This thesis deals with the explanation of why European Distribution Centers (EDCs) cluster around Amsterdam Airport Schiphol. We present and test a new model of the clustering of EDCs around the airport. The Netherlands is an attractive location for EDCs. Approximately one-half of all EDCs in Europe are located in The Netherlands. Schiphol represents an important concentration of EDCs. The amount and nature of distribution centers located in the surrounding areas of Schiphol is a prime concern for Dutch policymakers because of two reasons. First, attracting EDCs means attracting all kinds of international goods flows, investments and employment. Second, EDCs are space demanding while the amount of open space available outside the airport is limited and earmarked for airport-dependent (or airport-related) firms. However, it is unknown whether the right locations are allocated to the right distribution centers and whether a bad location policy has long-lasting bad effects. The explanation of why economic activities cluster around airports is important for location theory and location policy regarding airport regions. The traditional answer to the question why distribution centers cluster around Schiphol is that they are attracted to the airport due to the importance of having air transport services at their disposal. However, we show that this is only a partial answer. The main message of our study is that the clustering of EDCs near Schiphol needs to be accompanied by new insights concerning location policy.

Amsterdam Airport Schiphol, distribution centers, economies of agglomeration, location endowments, location policy, location theory, locked-in logistics
G.R. Teisman (Geert)
Erasmus University Rotterdam , Trail Research School, Delft
Hoorn, Prof. Dr. A.I.J.M. van der (promotor), Teisman, Prof. Dr. Ir. G.R. (promotor)
Department of Public Administration
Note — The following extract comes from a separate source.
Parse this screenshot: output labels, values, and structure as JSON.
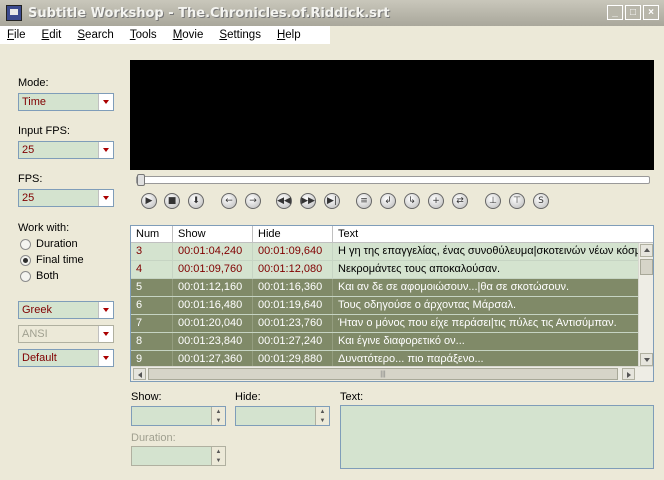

Warffemius, P.M.J. (2007, September 27). Modeling the Clustering of Distribution Centers around Amsterdam Airport Schiphol: location endowments, economies of agglomeration, locked-in logistics and policy implications. Trail Research School, Delft. Retrieved from